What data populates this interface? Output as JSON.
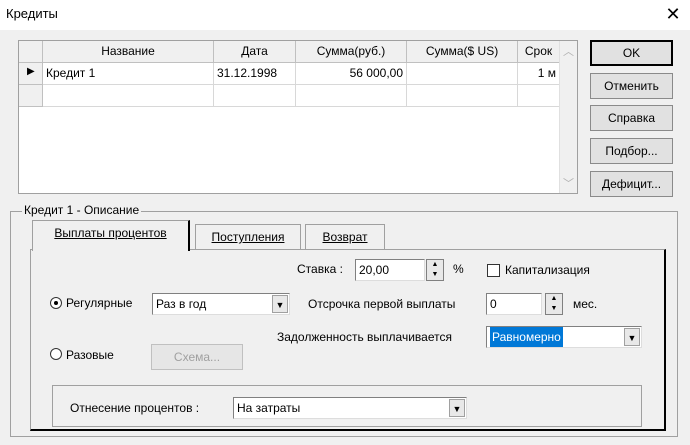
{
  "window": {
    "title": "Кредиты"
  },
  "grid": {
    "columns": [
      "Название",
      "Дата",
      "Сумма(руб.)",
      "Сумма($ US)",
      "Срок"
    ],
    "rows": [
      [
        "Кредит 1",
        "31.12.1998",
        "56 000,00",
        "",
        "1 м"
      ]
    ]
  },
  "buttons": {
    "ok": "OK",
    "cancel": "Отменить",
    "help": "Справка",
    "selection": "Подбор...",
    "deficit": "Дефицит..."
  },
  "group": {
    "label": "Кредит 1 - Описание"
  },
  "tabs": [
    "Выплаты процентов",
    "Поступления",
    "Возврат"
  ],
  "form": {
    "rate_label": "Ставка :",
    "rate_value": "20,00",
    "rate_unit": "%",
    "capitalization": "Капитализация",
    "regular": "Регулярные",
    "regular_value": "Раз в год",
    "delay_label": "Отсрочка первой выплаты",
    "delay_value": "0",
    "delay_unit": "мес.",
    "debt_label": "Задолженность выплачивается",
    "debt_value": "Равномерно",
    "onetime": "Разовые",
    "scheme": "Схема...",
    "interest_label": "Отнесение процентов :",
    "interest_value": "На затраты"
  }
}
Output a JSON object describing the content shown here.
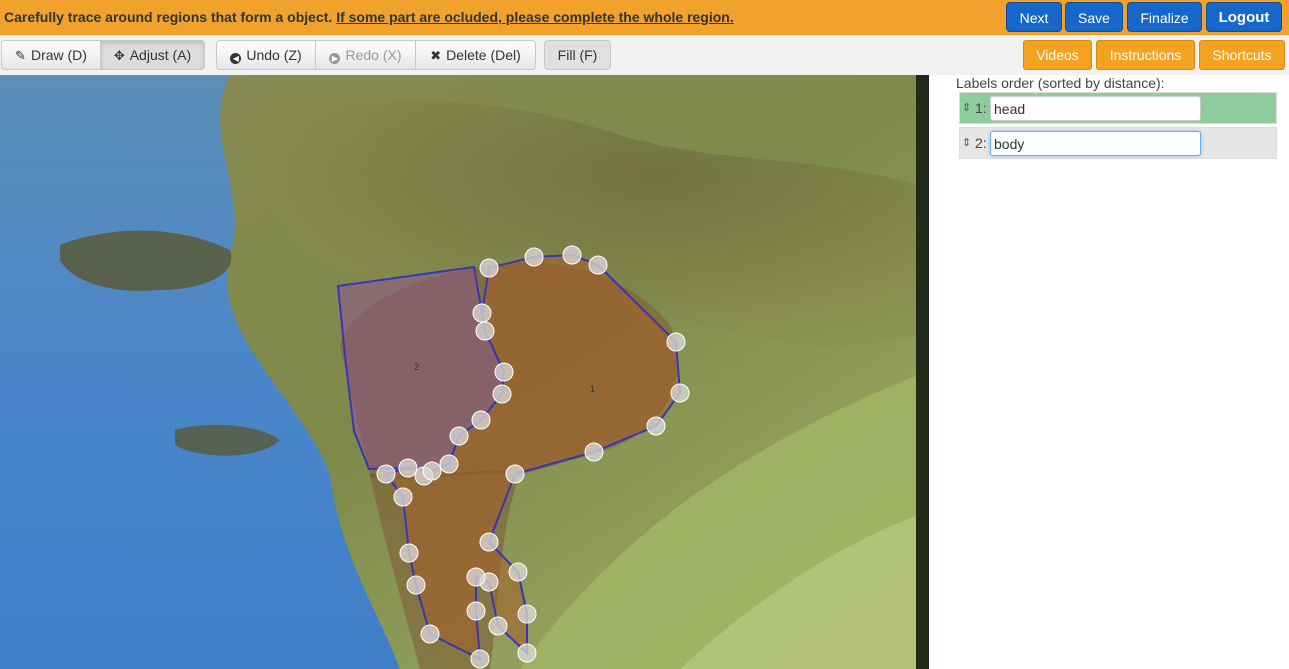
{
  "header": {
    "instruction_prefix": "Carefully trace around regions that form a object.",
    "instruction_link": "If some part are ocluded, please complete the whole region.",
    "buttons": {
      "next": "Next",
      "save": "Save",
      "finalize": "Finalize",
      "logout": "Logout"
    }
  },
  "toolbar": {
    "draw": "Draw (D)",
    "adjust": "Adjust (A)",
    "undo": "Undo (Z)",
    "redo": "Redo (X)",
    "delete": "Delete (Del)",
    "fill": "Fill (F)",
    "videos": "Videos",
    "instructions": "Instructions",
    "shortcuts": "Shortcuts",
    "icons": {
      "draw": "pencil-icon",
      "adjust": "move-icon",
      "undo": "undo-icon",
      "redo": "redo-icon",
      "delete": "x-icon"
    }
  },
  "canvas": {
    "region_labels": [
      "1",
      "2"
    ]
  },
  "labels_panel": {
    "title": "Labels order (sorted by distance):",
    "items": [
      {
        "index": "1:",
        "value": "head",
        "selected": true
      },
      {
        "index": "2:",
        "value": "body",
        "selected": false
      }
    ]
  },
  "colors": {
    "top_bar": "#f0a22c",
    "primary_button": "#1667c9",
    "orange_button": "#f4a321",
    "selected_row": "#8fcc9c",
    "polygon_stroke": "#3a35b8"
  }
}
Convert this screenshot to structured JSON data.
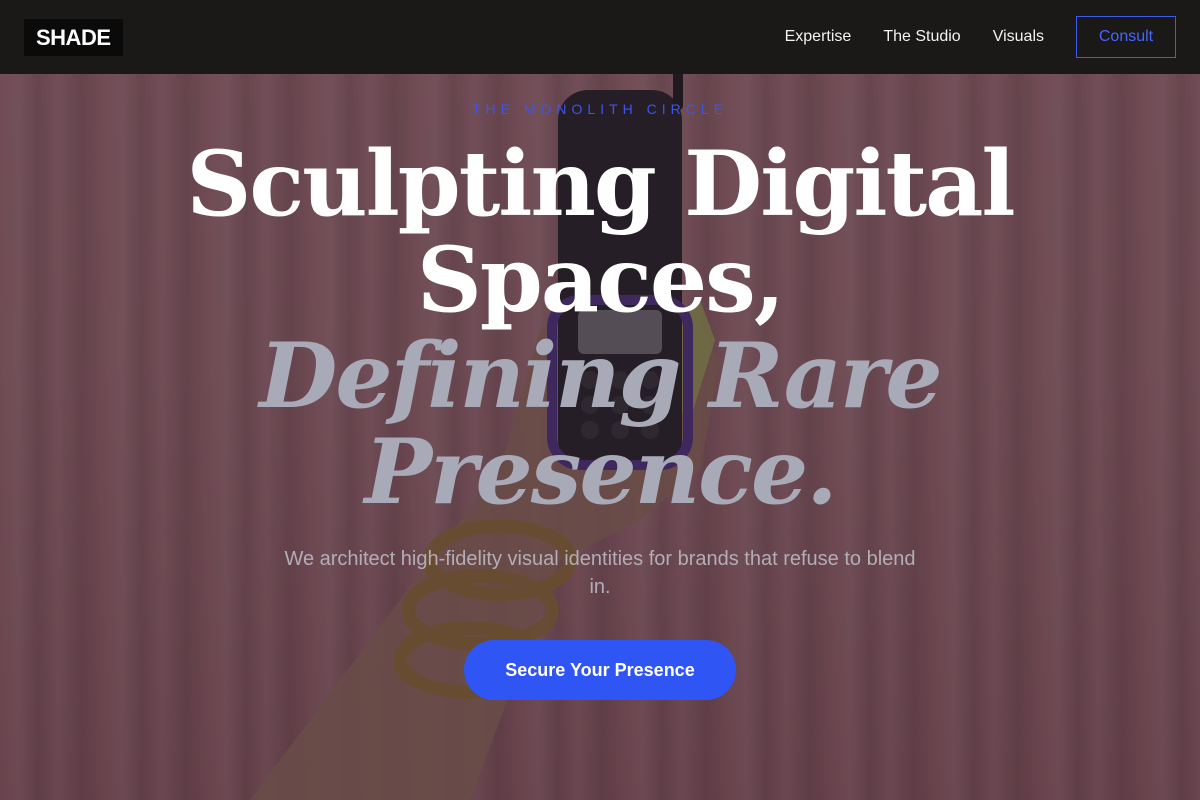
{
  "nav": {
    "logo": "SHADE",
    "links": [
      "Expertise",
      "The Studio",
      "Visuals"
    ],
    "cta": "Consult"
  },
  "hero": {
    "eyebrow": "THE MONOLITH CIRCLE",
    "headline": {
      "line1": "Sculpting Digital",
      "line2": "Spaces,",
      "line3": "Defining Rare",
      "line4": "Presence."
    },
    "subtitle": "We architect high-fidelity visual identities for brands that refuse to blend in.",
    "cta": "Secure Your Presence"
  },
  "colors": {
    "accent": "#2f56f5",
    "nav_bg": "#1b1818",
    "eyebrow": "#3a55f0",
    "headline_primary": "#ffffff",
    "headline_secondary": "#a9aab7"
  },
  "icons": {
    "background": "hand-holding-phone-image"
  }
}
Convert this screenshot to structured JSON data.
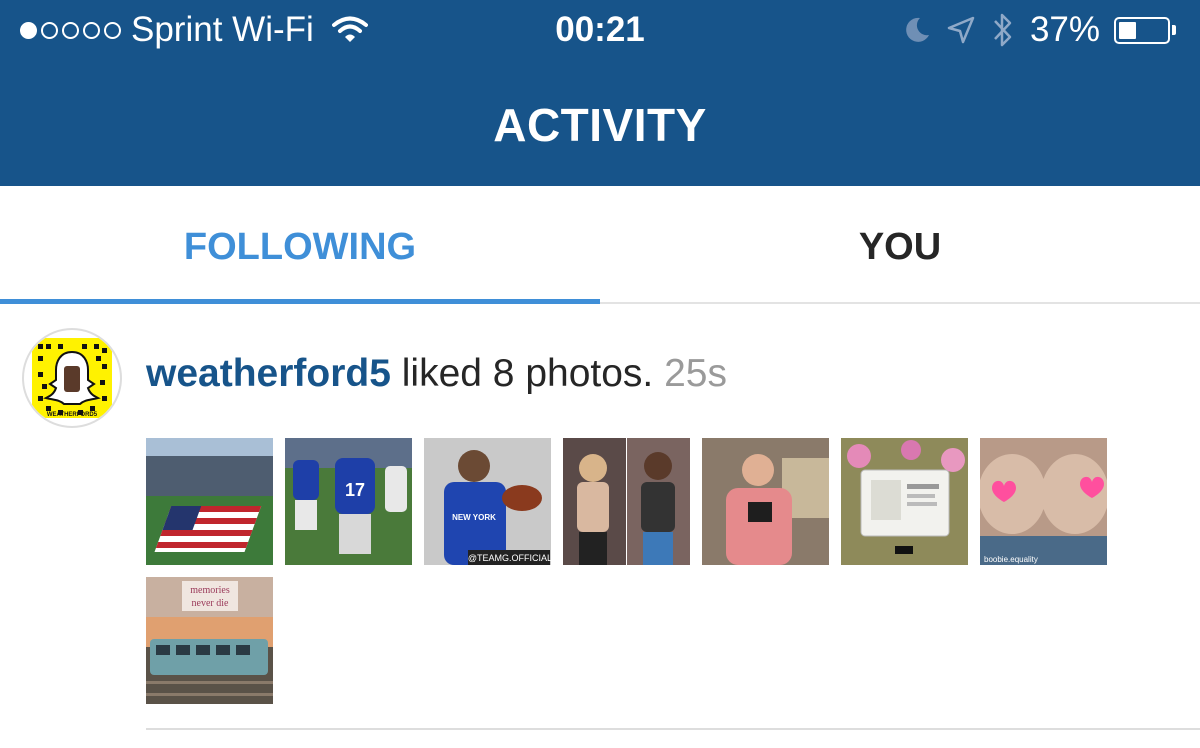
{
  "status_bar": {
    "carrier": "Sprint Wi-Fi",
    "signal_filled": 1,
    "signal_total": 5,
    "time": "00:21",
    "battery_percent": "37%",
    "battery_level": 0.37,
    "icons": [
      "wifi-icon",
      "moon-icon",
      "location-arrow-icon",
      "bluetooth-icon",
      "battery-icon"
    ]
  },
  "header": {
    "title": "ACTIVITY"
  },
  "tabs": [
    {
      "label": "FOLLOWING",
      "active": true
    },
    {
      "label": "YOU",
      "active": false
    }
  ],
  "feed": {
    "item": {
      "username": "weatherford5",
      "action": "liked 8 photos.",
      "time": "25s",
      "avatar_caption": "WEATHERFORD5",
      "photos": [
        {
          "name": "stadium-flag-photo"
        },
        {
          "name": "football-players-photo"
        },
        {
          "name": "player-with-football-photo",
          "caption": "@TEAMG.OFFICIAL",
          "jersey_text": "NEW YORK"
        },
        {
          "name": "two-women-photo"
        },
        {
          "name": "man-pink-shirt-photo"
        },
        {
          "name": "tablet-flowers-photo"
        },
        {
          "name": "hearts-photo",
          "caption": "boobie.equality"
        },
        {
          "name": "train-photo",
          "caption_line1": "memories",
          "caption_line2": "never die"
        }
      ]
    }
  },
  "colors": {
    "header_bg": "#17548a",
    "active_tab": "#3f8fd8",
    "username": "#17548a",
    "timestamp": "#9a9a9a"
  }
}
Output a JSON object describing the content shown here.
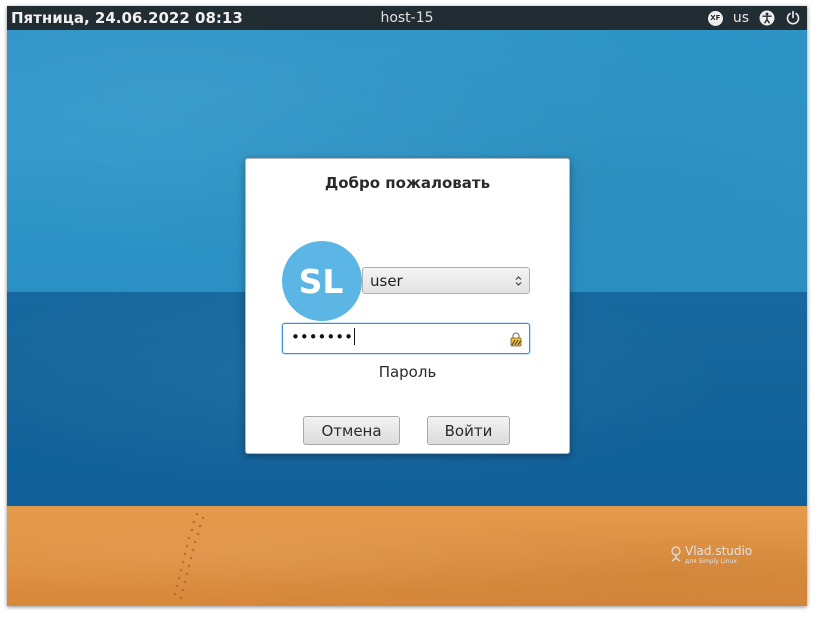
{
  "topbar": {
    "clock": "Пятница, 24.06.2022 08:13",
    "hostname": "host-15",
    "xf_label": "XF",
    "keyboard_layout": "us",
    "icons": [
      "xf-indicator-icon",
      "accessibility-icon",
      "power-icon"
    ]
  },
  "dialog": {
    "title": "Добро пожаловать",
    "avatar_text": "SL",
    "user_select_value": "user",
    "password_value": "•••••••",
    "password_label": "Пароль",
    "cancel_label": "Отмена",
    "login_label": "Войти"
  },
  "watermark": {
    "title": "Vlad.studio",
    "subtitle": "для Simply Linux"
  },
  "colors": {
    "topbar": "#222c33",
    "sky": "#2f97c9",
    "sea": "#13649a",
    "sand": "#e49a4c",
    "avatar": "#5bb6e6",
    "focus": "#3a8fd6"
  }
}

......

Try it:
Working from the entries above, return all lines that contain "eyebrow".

Written solution:
    "eyebrow": "THE MONOLITH CIRCLE",
    "eyebrow": "#3a55f0",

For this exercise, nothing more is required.